Records excerpted from a collection:
+++++

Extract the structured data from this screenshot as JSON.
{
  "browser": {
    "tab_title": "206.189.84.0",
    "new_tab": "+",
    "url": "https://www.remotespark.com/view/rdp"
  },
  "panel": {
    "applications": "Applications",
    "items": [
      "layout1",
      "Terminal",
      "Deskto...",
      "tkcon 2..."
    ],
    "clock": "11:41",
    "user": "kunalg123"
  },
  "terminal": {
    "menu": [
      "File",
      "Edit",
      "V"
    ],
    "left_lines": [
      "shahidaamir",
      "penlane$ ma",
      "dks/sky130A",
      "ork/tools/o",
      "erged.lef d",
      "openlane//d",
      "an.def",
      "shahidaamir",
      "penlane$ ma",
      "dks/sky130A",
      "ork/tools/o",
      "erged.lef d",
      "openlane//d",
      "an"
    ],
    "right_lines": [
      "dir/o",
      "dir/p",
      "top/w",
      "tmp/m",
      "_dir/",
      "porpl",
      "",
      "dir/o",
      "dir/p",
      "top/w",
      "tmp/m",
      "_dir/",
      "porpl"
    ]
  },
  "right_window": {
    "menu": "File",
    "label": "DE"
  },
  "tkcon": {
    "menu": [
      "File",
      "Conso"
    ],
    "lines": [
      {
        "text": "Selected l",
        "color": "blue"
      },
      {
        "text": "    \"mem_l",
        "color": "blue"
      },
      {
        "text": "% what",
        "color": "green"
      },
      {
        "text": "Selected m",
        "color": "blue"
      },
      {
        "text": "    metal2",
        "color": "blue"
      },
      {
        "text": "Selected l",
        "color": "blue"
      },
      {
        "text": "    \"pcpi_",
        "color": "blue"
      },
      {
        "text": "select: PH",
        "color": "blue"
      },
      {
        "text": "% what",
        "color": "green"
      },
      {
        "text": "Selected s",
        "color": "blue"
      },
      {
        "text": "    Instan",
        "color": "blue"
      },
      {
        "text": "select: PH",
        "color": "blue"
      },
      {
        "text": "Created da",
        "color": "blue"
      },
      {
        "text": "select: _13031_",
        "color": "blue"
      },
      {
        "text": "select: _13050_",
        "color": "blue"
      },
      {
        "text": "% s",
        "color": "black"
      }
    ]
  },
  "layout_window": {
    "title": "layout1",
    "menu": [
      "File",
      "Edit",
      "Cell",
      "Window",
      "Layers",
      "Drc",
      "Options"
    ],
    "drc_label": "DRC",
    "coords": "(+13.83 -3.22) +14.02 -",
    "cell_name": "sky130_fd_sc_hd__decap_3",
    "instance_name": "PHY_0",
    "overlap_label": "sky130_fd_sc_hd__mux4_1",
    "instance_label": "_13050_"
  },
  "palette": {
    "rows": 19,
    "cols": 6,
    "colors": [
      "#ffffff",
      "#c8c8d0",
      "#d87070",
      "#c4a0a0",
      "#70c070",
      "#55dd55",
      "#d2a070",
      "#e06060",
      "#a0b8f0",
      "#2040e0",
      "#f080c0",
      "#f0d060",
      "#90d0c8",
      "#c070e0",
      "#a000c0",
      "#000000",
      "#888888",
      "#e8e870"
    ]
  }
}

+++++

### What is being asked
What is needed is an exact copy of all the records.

### Response for this exercise
Extract the structured data from this screenshot as JSON.
{
  "browser": {
    "tab_title": "206.189.84.0",
    "new_tab": "+",
    "url": "https://www.remotespark.com/view/rdp"
  },
  "panel": {
    "applications": "Applications",
    "items": [
      "layout1",
      "Terminal",
      "Deskto...",
      "tkcon 2..."
    ],
    "clock": "11:41",
    "user": "kunalg123"
  },
  "terminal": {
    "menu": [
      "File",
      "Edit",
      "V"
    ],
    "left_lines": [
      "shahidaamir",
      "penlane$ ma",
      "dks/sky130A",
      "ork/tools/o",
      "erged.lef d",
      "openlane//d",
      "an.def",
      "shahidaamir",
      "penlane$ ma",
      "dks/sky130A",
      "ork/tools/o",
      "erged.lef d",
      "openlane//d",
      "an"
    ],
    "right_lines": [
      "dir/o",
      "dir/p",
      "top/w",
      "tmp/m",
      "_dir/",
      "porpl",
      "",
      "dir/o",
      "dir/p",
      "top/w",
      "tmp/m",
      "_dir/",
      "porpl"
    ]
  },
  "right_window": {
    "menu": "File",
    "label": "DE"
  },
  "tkcon": {
    "menu": [
      "File",
      "Conso"
    ],
    "lines": [
      {
        "text": "Selected l",
        "color": "blue"
      },
      {
        "text": "    \"mem_l",
        "color": "blue"
      },
      {
        "text": "% what",
        "color": "green"
      },
      {
        "text": "Selected m",
        "color": "blue"
      },
      {
        "text": "    metal2",
        "color": "blue"
      },
      {
        "text": "Selected l",
        "color": "blue"
      },
      {
        "text": "    \"pcpi_",
        "color": "blue"
      },
      {
        "text": "select: PH",
        "color": "blue"
      },
      {
        "text": "% what",
        "color": "green"
      },
      {
        "text": "Selected s",
        "color": "blue"
      },
      {
        "text": "    Instan",
        "color": "blue"
      },
      {
        "text": "select: PH",
        "color": "blue"
      },
      {
        "text": "Created da",
        "color": "blue"
      },
      {
        "text": "select: _13031_",
        "color": "blue"
      },
      {
        "text": "select: _13050_",
        "color": "blue"
      },
      {
        "text": "% s",
        "color": "black"
      }
    ]
  },
  "layout_window": {
    "title": "layout1",
    "menu": [
      "File",
      "Edit",
      "Cell",
      "Window",
      "Layers",
      "Drc",
      "Options"
    ],
    "drc_label": "DRC",
    "coords": "(+13.83 -3.22) +14.02 -",
    "cell_name": "sky130_fd_sc_hd__decap_3",
    "instance_name": "PHY_0",
    "overlap_label": "sky130_fd_sc_hd__mux4_1",
    "instance_label": "_13050_"
  },
  "palette": {
    "rows": 19,
    "cols": 6,
    "colors": [
      "#ffffff",
      "#c8c8d0",
      "#d87070",
      "#c4a0a0",
      "#70c070",
      "#55dd55",
      "#d2a070",
      "#e06060",
      "#a0b8f0",
      "#2040e0",
      "#f080c0",
      "#f0d060",
      "#90d0c8",
      "#c070e0",
      "#a000c0",
      "#000000",
      "#888888",
      "#e8e870"
    ]
  }
}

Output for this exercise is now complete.